[WORK INSTRUCTIONS]
Find and copy the lines in the records beneath this task that contain the word "edition".
*** Opening DATA LISTING ***
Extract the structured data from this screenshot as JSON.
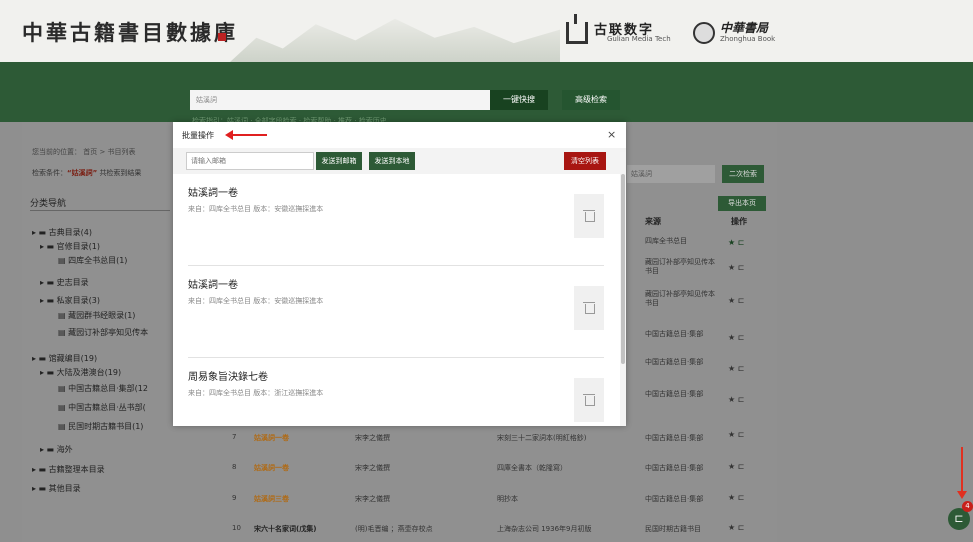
{
  "header": {
    "site_title": "中華古籍書目數據庫",
    "guilian_name": "古联数字",
    "guilian_sub": "Gulian Media Tech",
    "zhonghua_name": "中華書局",
    "zhonghua_sub": "Zhonghua Book"
  },
  "search": {
    "value": "姑溪詞",
    "quick_label": "一键快搜",
    "advanced_label": "高级检索",
    "hint": "检索指引：姑溪词 · 全部字段检索 · 检索帮助 · 推荐 · 检索历史"
  },
  "breadcrumb": "您当前的位置： 首页 > 书目列表",
  "conditions": {
    "prefix": "检索条件：",
    "term": "“姑溪詞”",
    "suffix": "共检索到结果"
  },
  "nav": {
    "title": "分类导航",
    "items": [
      "▸ ▬ 古典目录(4)",
      "▸ ▬ 官修目录(1)",
      "▤ 四库全书总目(1)",
      "▸ ▬ 史志目录",
      "▸ ▬ 私家目录(3)",
      "▤ 藏园群书经眼录(1)",
      "▤ 藏园订补部亭知见传本",
      "▸ ▬ 馆藏编目(19)",
      "▸ ▬ 大陆及港澳台(19)",
      "▤ 中国古籍总目·集部(12",
      "▤ 中国古籍总目·丛书部(",
      "▤ 民国时期古籍书目(1)",
      "▸ ▬ 海外",
      "▸ ▬ 古籍整理本目录",
      "▸ ▬ 其他目录"
    ]
  },
  "right_panel": {
    "search_value": "姑溪詞",
    "second_search": "二次检索",
    "export": "导出本页",
    "col_source": "来源",
    "col_action": "操作",
    "sources": [
      "四库全书总目",
      "藏园订补部亭知见传本书目",
      "藏园订补部亭知见传本书目",
      "中国古籍总目·集部",
      "中国古籍总目·集部",
      "中国古籍总目·集部"
    ],
    "rows": [
      {
        "num": "7",
        "title": "姑溪詞一卷",
        "author": "宋李之儀撰",
        "edition": "宋刻三十二家詞本(明紅格鈔)",
        "source": "中国古籍总目·集部"
      },
      {
        "num": "8",
        "title": "姑溪詞一卷",
        "author": "宋李之儀撰",
        "edition": "四庫全書本（乾隆寫）",
        "source": "中国古籍总目·集部"
      },
      {
        "num": "9",
        "title": "姑溪詞三卷",
        "author": "宋李之儀撰",
        "edition": "明抄本",
        "source": "中国古籍总目·集部"
      },
      {
        "num": "10",
        "title": "宋六十名家词(戊集)",
        "author": "(明)毛晋编 ；燕壶存校点",
        "edition": "上海杂志公司 1936年9月初版",
        "source": "民国时期古籍书目"
      }
    ]
  },
  "modal": {
    "title": "批量操作",
    "close": "×",
    "email_placeholder": "请输入邮箱",
    "send_email": "发送到邮箱",
    "send_local": "发送到本地",
    "clear": "清空列表",
    "entries": [
      {
        "title": "姑溪詞一卷",
        "meta": "来自：四库全书总目 版本：安徽巡撫採進本"
      },
      {
        "title": "姑溪詞一卷",
        "meta": "来自：四库全书总目 版本：安徽巡撫採進本"
      },
      {
        "title": "周易象旨決錄七卷",
        "meta": "来自：四库全书总目 版本：浙江巡撫採進本"
      }
    ]
  },
  "float": {
    "badge": "4",
    "icon": "cart-plus-icon"
  }
}
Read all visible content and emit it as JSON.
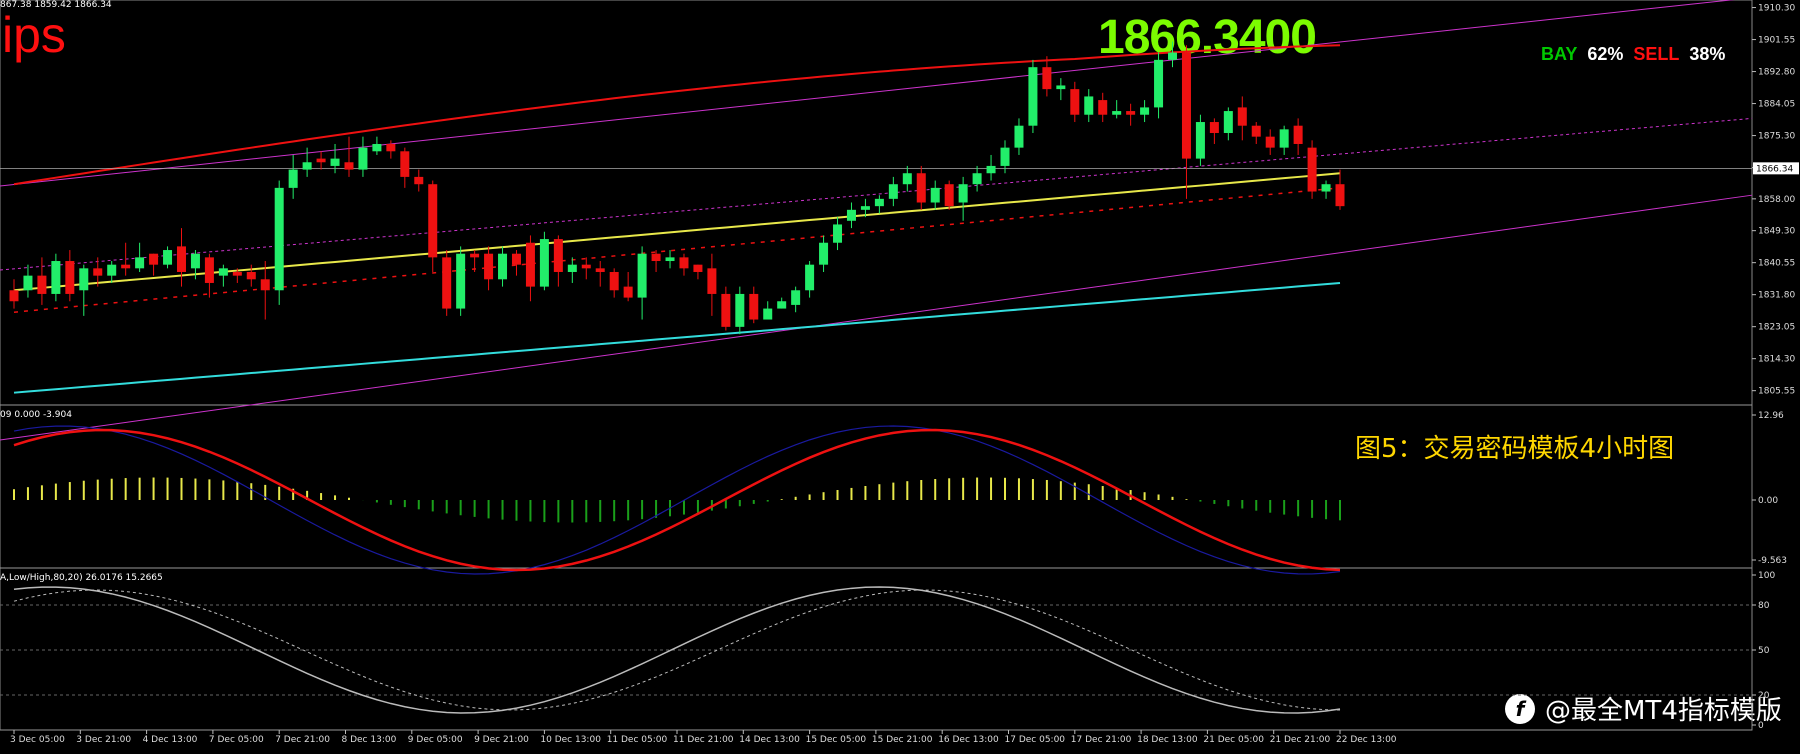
{
  "top_info": "867.38 1859.42 1866.34",
  "brand": "ips",
  "big_price": "1866.3400",
  "sentiment": {
    "buy_label": "BAY",
    "buy_pct": "62%",
    "sell_label": "SELL",
    "sell_pct": "38%"
  },
  "caption": "图5：交易密码模板4小时图",
  "macd_info": "09 0.000 -3.904",
  "stoch_info": "A,Low/High,80,20) 26.0176 15.2665",
  "watermark": "@最全MT4指标模版",
  "current_price_label": "1866.34",
  "colors": {
    "up": "#22ee6a",
    "down": "#ee1111",
    "ma_yellow": "#e8e84a",
    "ma_cyan": "#33dddd",
    "channel": "#cc33cc",
    "ma_red": "#ee1111",
    "macd_signal": "#ee1111",
    "macd_main": "#1a1aa0"
  },
  "chart_data": [
    {
      "type": "candlestick",
      "name": "price",
      "x_labels": [
        "3 Dec 05:00",
        "3 Dec 21:00",
        "4 Dec 13:00",
        "7 Dec 05:00",
        "7 Dec 21:00",
        "8 Dec 13:00",
        "9 Dec 05:00",
        "9 Dec 21:00",
        "10 Dec 13:00",
        "11 Dec 05:00",
        "11 Dec 21:00",
        "14 Dec 13:00",
        "15 Dec 05:00",
        "15 Dec 21:00",
        "16 Dec 13:00",
        "17 Dec 05:00",
        "17 Dec 21:00",
        "18 Dec 13:00",
        "21 Dec 05:00",
        "21 Dec 21:00",
        "22 Dec 13:00"
      ],
      "y_ticks": [
        1910.3,
        1901.55,
        1892.8,
        1884.05,
        1875.3,
        1866.55,
        1858.0,
        1849.3,
        1840.55,
        1831.8,
        1823.05,
        1814.3,
        1805.55
      ],
      "current_price": 1866.34,
      "candles": [
        [
          1833,
          1830,
          1836,
          1828
        ],
        [
          1833,
          1837,
          1840,
          1831
        ],
        [
          1837,
          1832,
          1842,
          1829
        ],
        [
          1832,
          1841,
          1843,
          1830
        ],
        [
          1841,
          1832,
          1844,
          1830
        ],
        [
          1833,
          1839,
          1840,
          1826
        ],
        [
          1839,
          1837,
          1842,
          1834
        ],
        [
          1837,
          1840,
          1841,
          1835
        ],
        [
          1840,
          1839,
          1846,
          1837
        ],
        [
          1839,
          1842,
          1846,
          1838
        ],
        [
          1843,
          1840,
          1843,
          1837
        ],
        [
          1840,
          1844,
          1845,
          1839
        ],
        [
          1845,
          1838,
          1850,
          1834
        ],
        [
          1839,
          1843,
          1844,
          1836
        ],
        [
          1842,
          1835,
          1843,
          1831
        ],
        [
          1837,
          1839,
          1840,
          1834
        ],
        [
          1838,
          1837,
          1839,
          1835
        ],
        [
          1838,
          1836,
          1840,
          1834
        ],
        [
          1836,
          1833,
          1841,
          1825
        ],
        [
          1833,
          1861,
          1863,
          1829
        ],
        [
          1861,
          1866,
          1870,
          1858
        ],
        [
          1866,
          1868,
          1872,
          1864
        ],
        [
          1869,
          1868,
          1871,
          1866
        ],
        [
          1867,
          1869,
          1873,
          1865
        ],
        [
          1868,
          1866,
          1875,
          1864
        ],
        [
          1866,
          1872,
          1875,
          1864
        ],
        [
          1871,
          1873,
          1875,
          1870
        ],
        [
          1873,
          1871,
          1874,
          1869
        ],
        [
          1871,
          1864,
          1872,
          1861
        ],
        [
          1864,
          1862,
          1866,
          1860
        ],
        [
          1862,
          1842,
          1863,
          1838
        ],
        [
          1842,
          1828,
          1844,
          1826
        ],
        [
          1828,
          1843,
          1845,
          1826
        ],
        [
          1843,
          1842,
          1844,
          1838
        ],
        [
          1843,
          1836,
          1845,
          1833
        ],
        [
          1836,
          1843,
          1845,
          1834
        ],
        [
          1843,
          1840,
          1844,
          1837
        ],
        [
          1846,
          1834,
          1848,
          1830
        ],
        [
          1834,
          1847,
          1849,
          1833
        ],
        [
          1847,
          1838,
          1848,
          1834
        ],
        [
          1838,
          1840,
          1842,
          1835
        ],
        [
          1840,
          1839,
          1842,
          1836
        ],
        [
          1839,
          1838,
          1841,
          1834
        ],
        [
          1838,
          1833,
          1839,
          1831
        ],
        [
          1834,
          1831,
          1838,
          1830
        ],
        [
          1831,
          1843,
          1845,
          1825
        ],
        [
          1843,
          1841,
          1844,
          1838
        ],
        [
          1841,
          1842,
          1844,
          1839
        ],
        [
          1842,
          1839,
          1843,
          1837
        ],
        [
          1840,
          1838,
          1840,
          1836
        ],
        [
          1839,
          1832,
          1843,
          1826
        ],
        [
          1832,
          1823,
          1834,
          1822
        ],
        [
          1823,
          1832,
          1834,
          1821
        ],
        [
          1832,
          1825,
          1834,
          1824
        ],
        [
          1825,
          1828,
          1830,
          1826
        ],
        [
          1828,
          1830,
          1831,
          1828
        ],
        [
          1829,
          1833,
          1834,
          1827
        ],
        [
          1833,
          1840,
          1841,
          1831
        ],
        [
          1840,
          1846,
          1848,
          1838
        ],
        [
          1846,
          1851,
          1853,
          1844
        ],
        [
          1852,
          1855,
          1857,
          1850
        ],
        [
          1855,
          1856,
          1858,
          1853
        ],
        [
          1856,
          1858,
          1859,
          1854
        ],
        [
          1858,
          1862,
          1864,
          1856
        ],
        [
          1862,
          1865,
          1867,
          1860
        ],
        [
          1865,
          1857,
          1867,
          1855
        ],
        [
          1857,
          1861,
          1863,
          1855
        ],
        [
          1862,
          1856,
          1863,
          1855
        ],
        [
          1857,
          1862,
          1864,
          1852
        ],
        [
          1862,
          1865,
          1867,
          1860
        ],
        [
          1865,
          1867,
          1870,
          1863
        ],
        [
          1867,
          1872,
          1874,
          1865
        ],
        [
          1872,
          1878,
          1880,
          1870
        ],
        [
          1878,
          1894,
          1896,
          1876
        ],
        [
          1894,
          1888,
          1897,
          1886
        ],
        [
          1888,
          1889,
          1891,
          1885
        ],
        [
          1888,
          1881,
          1890,
          1879
        ],
        [
          1881,
          1886,
          1888,
          1879
        ],
        [
          1885,
          1881,
          1887,
          1879
        ],
        [
          1881,
          1882,
          1885,
          1880
        ],
        [
          1882,
          1881,
          1884,
          1878
        ],
        [
          1881,
          1883,
          1885,
          1879
        ],
        [
          1883,
          1896,
          1898,
          1880
        ],
        [
          1896,
          1898,
          1901,
          1894
        ],
        [
          1898,
          1869,
          1900,
          1858
        ],
        [
          1869,
          1879,
          1881,
          1867
        ],
        [
          1879,
          1876,
          1880,
          1873
        ],
        [
          1876,
          1882,
          1883,
          1874
        ],
        [
          1883,
          1878,
          1886,
          1874
        ],
        [
          1878,
          1875,
          1879,
          1873
        ],
        [
          1875,
          1872,
          1877,
          1870
        ],
        [
          1872,
          1877,
          1878,
          1870
        ],
        [
          1878,
          1873,
          1880,
          1870
        ],
        [
          1872,
          1860,
          1874,
          1858
        ],
        [
          1860,
          1862,
          1863,
          1858
        ],
        [
          1862,
          1856,
          1866,
          1855
        ]
      ]
    },
    {
      "type": "line",
      "name": "macd",
      "y_ticks": [
        "12.96",
        "0.00",
        "-9.563"
      ]
    },
    {
      "type": "line",
      "name": "stochastic",
      "y_ticks": [
        "100",
        "80",
        "50",
        "20",
        "0"
      ]
    }
  ]
}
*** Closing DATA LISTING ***
[FINISHED TASK]
        "edition": "宋刻三十二家詞本(明紅格鈔)",
        "edition": "四庫全書本（乾隆寫）",
        "edition": "明抄本",
        "edition": "上海杂志公司 1936年9月初版",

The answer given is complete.